How do American students spend their high school years? A documentary video released in December entitled Two Million Minutes presents a comparative glimpse into high school education in three countries: the United States, India, and China. Unfortunately, this country does not fare well in the comparison. Produced by an American venture-capitalist and filmmaker who is familiar with the “products” of all three educational systems, the film follows two public school students each from Carmel, Indiana, and their counterparts in Bangalore, India and Shanghai, China. Having interacted with individuals from all three systems, he found that the individuals in other countries were not only well versed in a variety of subjects, but could carry on conversations about literature and the arts. He was appalled to discover that the Asian students were at least three years ahead of his own teenage daughters, who attended a private American school.
The title comes from the calculation of four high school years—roughly two million minutes. The American students represent the top strata of their class, with A- or A grades, yet their attitudes towards education appear cavalier at best. They admit that aren’t working particularly hard; and they view their education as only one small facet of their lives, apart from their extra-curricular activities, their part-time jobs, and their social lives. One American girl anticipates college as a time to “join a sorority, do some partying and tailgating, and have fun.” Another student admits that he might just have to put some effort into his work when he begins college.
The Indian and Chinese students, in contrast, take their high school education very seriously, especially those preparing for careers in engineering and medicine. They allocate more time to academics and less to social pursuits and sports. One Indian student maintains that the American student’s life, “Seems like a dream, with relatively little work.”
One criticism of the documentary is that it provides an unfair comparison. After all, education through age sixteen is compulsory in the US, virtually everyone attends high school. However, high school in the other two countries is already selective and reaches roughly half of the children. Yet the message is clear: The US education system is broken and does not allow for global competition. This country ranks 24 of 29 countries in math achievement.

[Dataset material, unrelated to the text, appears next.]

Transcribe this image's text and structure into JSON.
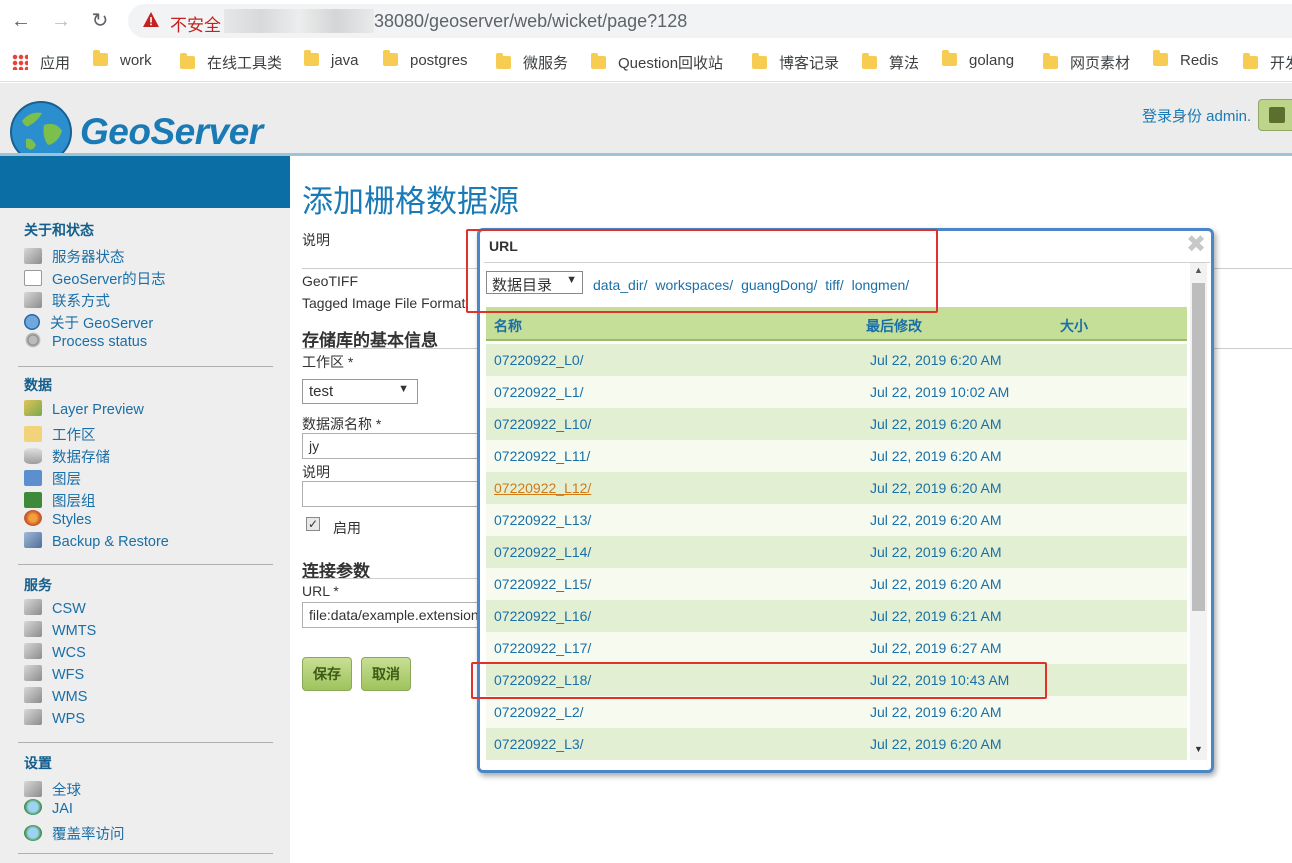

The film faults the US community and parental expectations. Many parents emphasize athletic accomplishments over academic achievement. They are not involved with their children’s education, and they do not provide effective role models. By their behavior, Americans appear unperturbed that they are not contributing effectively to the global economy. This film provides a dire warning. If American students are to succeed on a “flat earth,” they must be challenged.